A story told in an authentic, masterful way that connects on an emotional level engages people like nothing else. This is because almost everyone can relate to problems, challenges and obstacles that a hero/heroine overcomes and at the same time offers a lesson for us all. Think back to the presentations that have inspired you the most and really stuck in your mind, the chances are they started with a story. Nearly every TED talk features a story in it especially the most successful ones, if you don’t believe me take a look at the TED talk below it is brilliant because it is about storytelling and he demonstrates the techniques by telling stories.

If you watched the TED talk you will already be on your way to becoming a master storyteller, but it also requires lots of practice and the 7 tips below will help you to get started. So, tell stories they are really worth the effort.

Possible benefits

  • More memorable presentations
  • Improved influencing/selling skills
  • More compelling arguments
  • More chance of being listened too
  • A deeper understanding of yourself and others
  • Builds trust and connects

Seven Tips for Storytelling

1. Make it about the people
People connect with other people, so make sure you focus your story on the real-life characters of your story. Even if you are presenting facts and information you can still relate it to people. Everyone loves a hero or heroine and your audience will want to know what their challenges were, what was the impact, how did they overcome them and what was the lasting message.

2. Bring your characters to life
An important part of storytelling is making the story personable and relatable. When characters speak to each other in a story, it lends immediacy urgency and authenticity to the piece. So use direct quotes and let characters speak in individual voices, lending credibility to the dialogue.

3. Keep your audience engaged We are all time poor these days and our attention spans are strained, unless you’re keeping people interested, you are wasting your breath. So, when telling a story, raise their curiosity, make them wonder “what happens next?” or “how is this going to turn out?” As the people in your story pursue their goal, they must run into obstacles, surprises, or something that makes the audience sit up and take notice.

4. Connect with emotions
Human beings are not inclined to think about things they don’t care about. Stories stir emotions not to be manipulative, not simply for melodramatic effect, but to break through the white noise of information that continuously inundates us and to deliver the message: this is worth your attention.

5. Paint mental pictures
Show don’t tell is the most fundamental maxim of storytelling, and for good reason.
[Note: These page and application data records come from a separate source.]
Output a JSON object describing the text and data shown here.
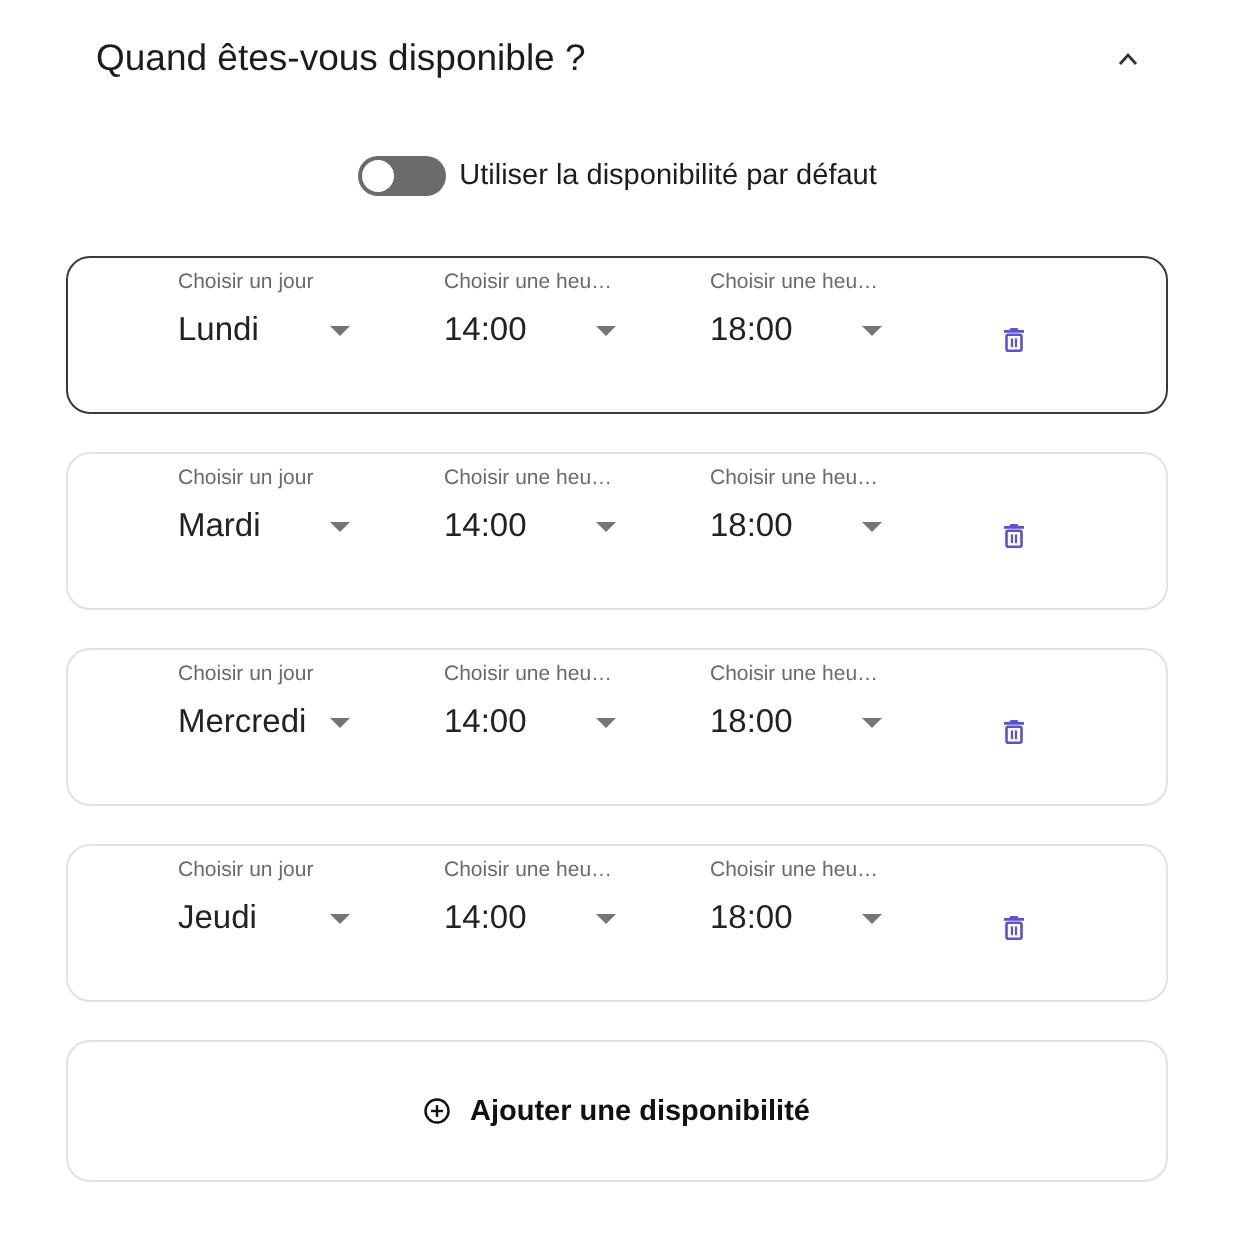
{
  "section": {
    "title": "Quand êtes-vous disponible ?",
    "expanded": true
  },
  "default_toggle": {
    "label": "Utiliser la disponibilité par défaut",
    "on": false
  },
  "slots": [
    {
      "selected": true,
      "day": {
        "label": "Choisir un jour",
        "value": "Lundi"
      },
      "start": {
        "label": "Choisir une heu…",
        "value": "14:00"
      },
      "end": {
        "label": "Choisir une heu…",
        "value": "18:00"
      }
    },
    {
      "selected": false,
      "day": {
        "label": "Choisir un jour",
        "value": "Mardi"
      },
      "start": {
        "label": "Choisir une heu…",
        "value": "14:00"
      },
      "end": {
        "label": "Choisir une heu…",
        "value": "18:00"
      }
    },
    {
      "selected": false,
      "day": {
        "label": "Choisir un jour",
        "value": "Mercredi"
      },
      "start": {
        "label": "Choisir une heu…",
        "value": "14:00"
      },
      "end": {
        "label": "Choisir une heu…",
        "value": "18:00"
      }
    },
    {
      "selected": false,
      "day": {
        "label": "Choisir un jour",
        "value": "Jeudi"
      },
      "start": {
        "label": "Choisir une heu…",
        "value": "14:00"
      },
      "end": {
        "label": "Choisir une heu…",
        "value": "18:00"
      }
    }
  ],
  "add_button": {
    "label": "Ajouter une disponibilité"
  }
}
Your audience should see a picture, feel the conflict, and become more involved with the story – not just be receptacles for a long list of facts.

6. Don’t forget the “moment of truth”
The best stories show us something about how we should treat ourselves, others, or the world around us. Call it an “Aha” moment – that point when your story conveys a message that really makes your audience say, “Yes! That’s a powerful idea.”

7. Keep it relevant and on message
When the final line is spoken, your audience should know exactly why they took this journey with you. In the end, this may be the most important rule of all. If your audience can’t answer the question, “What was the story all about?” and “why was it relevant?” it won’t matter if you followed rules one through six.

This last point is the most important. What do you want the audience to feel? What do you want the audience to remember? What was the critical moment in the story? Make sure you know what message you want your audience to come away with, so that the story you’ve told is one your audience can retell, too, that’s the biggest complement you can get when you hear someone telling your story as if it was yours!

In part three we will look at empathy and how to be genuine and authentic when empathising.